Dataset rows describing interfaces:
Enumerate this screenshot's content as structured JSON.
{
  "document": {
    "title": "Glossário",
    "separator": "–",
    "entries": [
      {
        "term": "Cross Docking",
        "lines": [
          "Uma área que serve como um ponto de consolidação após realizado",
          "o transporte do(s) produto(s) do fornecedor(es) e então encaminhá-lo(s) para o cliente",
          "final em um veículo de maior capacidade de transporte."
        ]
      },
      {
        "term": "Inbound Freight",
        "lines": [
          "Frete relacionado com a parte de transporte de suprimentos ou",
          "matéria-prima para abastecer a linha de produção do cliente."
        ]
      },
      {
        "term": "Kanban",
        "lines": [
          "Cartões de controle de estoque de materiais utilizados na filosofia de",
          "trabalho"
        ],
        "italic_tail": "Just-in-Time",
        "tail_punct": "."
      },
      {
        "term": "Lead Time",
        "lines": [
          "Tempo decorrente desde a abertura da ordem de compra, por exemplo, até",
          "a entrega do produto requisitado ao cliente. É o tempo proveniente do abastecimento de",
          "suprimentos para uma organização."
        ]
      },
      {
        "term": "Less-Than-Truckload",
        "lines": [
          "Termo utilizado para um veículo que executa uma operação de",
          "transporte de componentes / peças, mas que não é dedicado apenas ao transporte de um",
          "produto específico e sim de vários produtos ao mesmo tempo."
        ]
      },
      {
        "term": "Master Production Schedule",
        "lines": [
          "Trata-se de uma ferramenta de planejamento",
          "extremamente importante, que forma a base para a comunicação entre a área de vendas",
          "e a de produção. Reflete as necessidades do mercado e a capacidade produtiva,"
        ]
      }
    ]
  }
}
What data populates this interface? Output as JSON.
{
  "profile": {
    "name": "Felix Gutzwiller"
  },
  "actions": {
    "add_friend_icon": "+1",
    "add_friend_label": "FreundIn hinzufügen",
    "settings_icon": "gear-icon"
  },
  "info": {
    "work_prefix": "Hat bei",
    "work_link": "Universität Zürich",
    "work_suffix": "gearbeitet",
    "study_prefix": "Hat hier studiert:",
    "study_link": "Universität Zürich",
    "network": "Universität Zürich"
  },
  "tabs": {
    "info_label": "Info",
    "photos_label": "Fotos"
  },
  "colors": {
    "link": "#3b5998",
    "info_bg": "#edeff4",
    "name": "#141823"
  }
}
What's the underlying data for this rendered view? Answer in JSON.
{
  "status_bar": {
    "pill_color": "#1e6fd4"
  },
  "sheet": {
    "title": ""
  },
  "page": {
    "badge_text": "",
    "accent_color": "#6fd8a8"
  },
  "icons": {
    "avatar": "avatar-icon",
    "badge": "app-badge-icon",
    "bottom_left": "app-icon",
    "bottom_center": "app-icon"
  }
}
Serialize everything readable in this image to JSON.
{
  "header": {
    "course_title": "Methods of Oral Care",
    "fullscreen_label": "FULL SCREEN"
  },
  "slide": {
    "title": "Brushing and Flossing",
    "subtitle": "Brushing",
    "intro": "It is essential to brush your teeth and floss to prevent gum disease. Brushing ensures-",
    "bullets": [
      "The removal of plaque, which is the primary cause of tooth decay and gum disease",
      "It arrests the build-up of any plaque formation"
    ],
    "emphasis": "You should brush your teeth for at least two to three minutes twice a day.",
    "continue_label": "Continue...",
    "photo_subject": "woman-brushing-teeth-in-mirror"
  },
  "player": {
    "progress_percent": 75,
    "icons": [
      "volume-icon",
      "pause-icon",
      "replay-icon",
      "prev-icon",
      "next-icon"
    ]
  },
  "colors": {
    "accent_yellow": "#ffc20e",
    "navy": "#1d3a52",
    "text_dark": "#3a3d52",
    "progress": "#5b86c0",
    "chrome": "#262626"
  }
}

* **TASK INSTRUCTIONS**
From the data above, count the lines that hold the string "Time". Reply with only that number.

* **YOUR SOLUTION**
2